Definition of Volt

Definition of Volt, What Is It about?

You know that electricity has a potential energy and it is related to the volts units. When we are talking about the representation of how much potential energy within per unit charge, we are talking about voltage, generally symbolized with V. Voltage is a basic measurement of how much power or energy kept inside an electric circuit or field within a certain point.

When you want to move the electric charge from one post to another, you will have to perform a work within per unit charge needed to go against the electric circuit or the electric field. This power or potential is named after Alessandro Volta, an Italian physicist, who had understood the concept of electric potential and used it to invent the chemical battery. The definition of volt is always related to Volta as the man who had done the research of such a potential. His invention was the breakthrough in the world of science, anyway.

When we are talking about volts units, we are talking about the SI (Standard International) of electric potential force unit. The SI unit is generally represented through the calculation of 1 volt is similar to 1 joule per coulomb. One charge coulomb generates one joule of energy when there is a movement between two different locations. So, where there is a 12V between two different locations, a charge coulomb will generate 12 joules potential energy.
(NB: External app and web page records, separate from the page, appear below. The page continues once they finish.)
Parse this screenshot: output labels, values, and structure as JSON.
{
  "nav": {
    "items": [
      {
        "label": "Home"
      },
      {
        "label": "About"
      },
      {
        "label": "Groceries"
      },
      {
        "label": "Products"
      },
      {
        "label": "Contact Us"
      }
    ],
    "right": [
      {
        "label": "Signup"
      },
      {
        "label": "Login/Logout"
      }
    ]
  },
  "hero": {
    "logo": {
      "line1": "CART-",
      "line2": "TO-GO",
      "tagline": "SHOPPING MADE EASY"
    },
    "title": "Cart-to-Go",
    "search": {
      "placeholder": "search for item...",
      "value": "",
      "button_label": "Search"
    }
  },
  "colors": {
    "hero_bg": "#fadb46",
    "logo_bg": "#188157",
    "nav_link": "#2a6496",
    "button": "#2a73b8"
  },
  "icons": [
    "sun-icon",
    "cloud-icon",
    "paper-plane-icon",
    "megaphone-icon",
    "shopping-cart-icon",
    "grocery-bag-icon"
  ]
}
Discussing the volt definition physics may not be easy but it may be a bit simpler when there is another example from our daily life. Electric voltage, charges, and current are related to one another. Imagine a water tank that has an extending hose on the bottom of the tank. The water represents the electric charge. When there is more water, naturally, there will be more pressure. When there is more water, water that exits via the hose will have more energy (more charge, more energy). Naturally, when there is less water, the water will exit will less energy too. The water pressure represents the voltage. When there is more water stored within the container (meaning it has more pressure), there will be more voltage. So, more charge, more voltage.
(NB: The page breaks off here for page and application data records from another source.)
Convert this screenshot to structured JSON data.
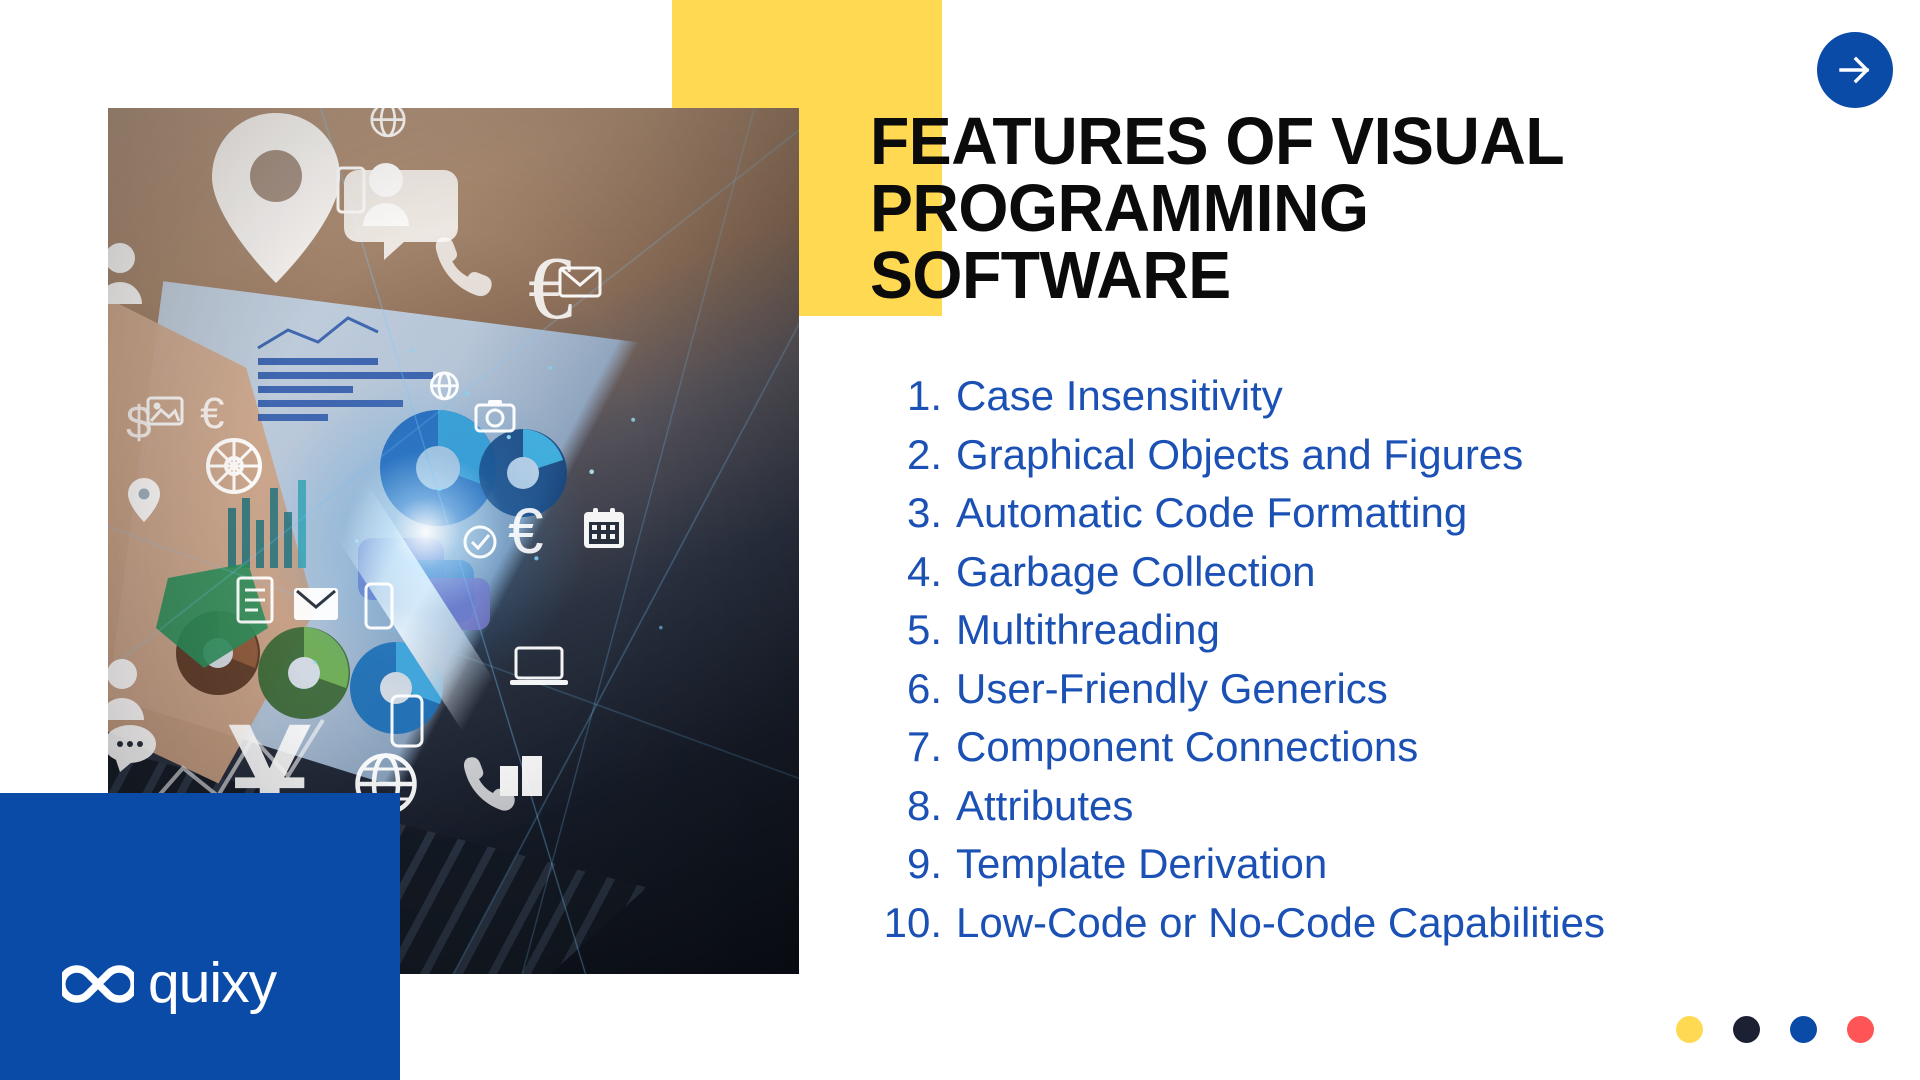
{
  "slide": {
    "title": "FEATURES OF VISUAL\nPROGRAMMING\nSOFTWARE",
    "title_line1": "FEATURES OF VISUAL",
    "title_line2": "PROGRAMMING",
    "title_line3": "SOFTWARE"
  },
  "features": [
    {
      "number": "1.",
      "label": "Case Insensitivity"
    },
    {
      "number": "2.",
      "label": "Graphical Objects and Figures"
    },
    {
      "number": "3.",
      "label": "Automatic Code Formatting"
    },
    {
      "number": "4.",
      "label": "Garbage Collection"
    },
    {
      "number": "5.",
      "label": "Multithreading"
    },
    {
      "number": "6.",
      "label": "User-Friendly Generics"
    },
    {
      "number": "7.",
      "label": "Component Connections"
    },
    {
      "number": "8.",
      "label": "Attributes"
    },
    {
      "number": "9.",
      "label": "Template Derivation"
    },
    {
      "number": "10.",
      "label": "Low-Code or No-Code Capabilities"
    }
  ],
  "brand": {
    "name": "quixy",
    "logo_icon": "interlocking-loops-icon"
  },
  "controls": {
    "next_icon": "arrow-right-icon",
    "next_label": "Next"
  },
  "dots": [
    {
      "name": "dot-yellow",
      "color": "#FFD951"
    },
    {
      "name": "dot-navy",
      "color": "#1C2033"
    },
    {
      "name": "dot-blue",
      "color": "#0B4BA8"
    },
    {
      "name": "dot-red",
      "color": "#FF5557"
    }
  ],
  "colors": {
    "accent_yellow": "#FFD951",
    "accent_blue": "#0B4BA8",
    "list_blue": "#1B50B5",
    "title_black": "#0B0B0B",
    "accent_red": "#FF5557",
    "accent_navy": "#1C2033",
    "background": "#FFFFFF"
  },
  "photo": {
    "alt": "hand using a stylus on a tablet showing glowing data charts and technology icons over a laptop keyboard"
  }
}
Now that you have understood the definition of volt, what does it have to do with the current? Well, still related to the tank, imagine opening the hose. When you open the hose, the current from the water will flow, right? Well, depending on the pressure inside the tank, it will determine the speed of the flow. The more volt units you have (remember the water pressure?), the more current will be generated. In electricity, the flow of the current is represented with Ampere (amps, for short). So, more volts will lead to more amps.

But the science of volt definition physics doesn’t stop there. Don’t forget that the flow of the current depends on the resistance too. If we are still talking about the hose, it is about its width. The wider it is, more water will be able to pass through within a shorter time. A narrow hose will resist the flow. Well, the resistance in electricity is represented by ohms. According to the Ohm’s Law, current times resistance will result in voltage (I x R = V). Let’s say that you have a 16V battery with two ohms resistance, it means that your current is around 8A. If the resistance is around four ohms, it means that your current is 4A.
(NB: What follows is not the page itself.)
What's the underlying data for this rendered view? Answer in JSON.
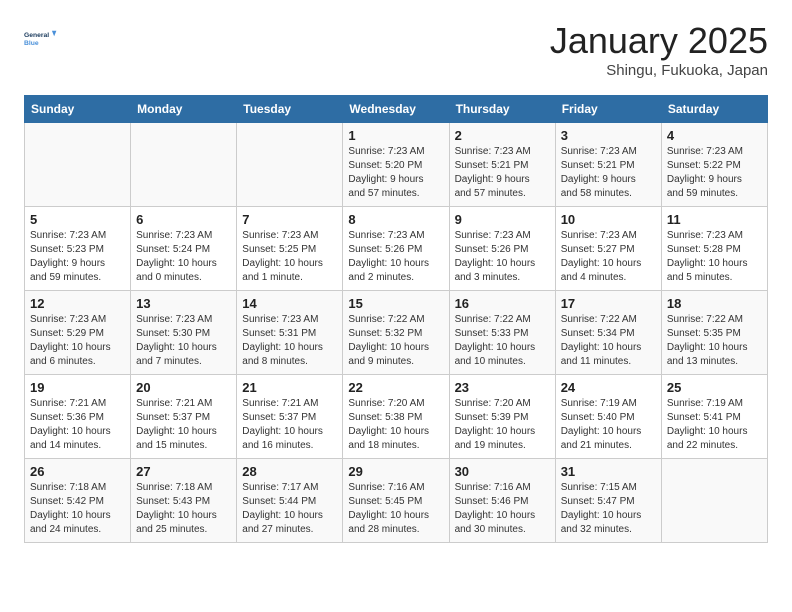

Understanding the terms and the concept of electricity isn’t easy. Grasping the idea and the definition of volt can be quite confusing too. That’s why it is always better that it takes real and direct practice in physics class to help you understand the concept.

The information about voltage, ampere, ohm, charge, volts units and such thing alike are around us, in our everyday life. If you want to really understand it, really grasp the idea and the concept. Later on, you can familiarize yourself with the voltage calculation – still related to the definition of volt.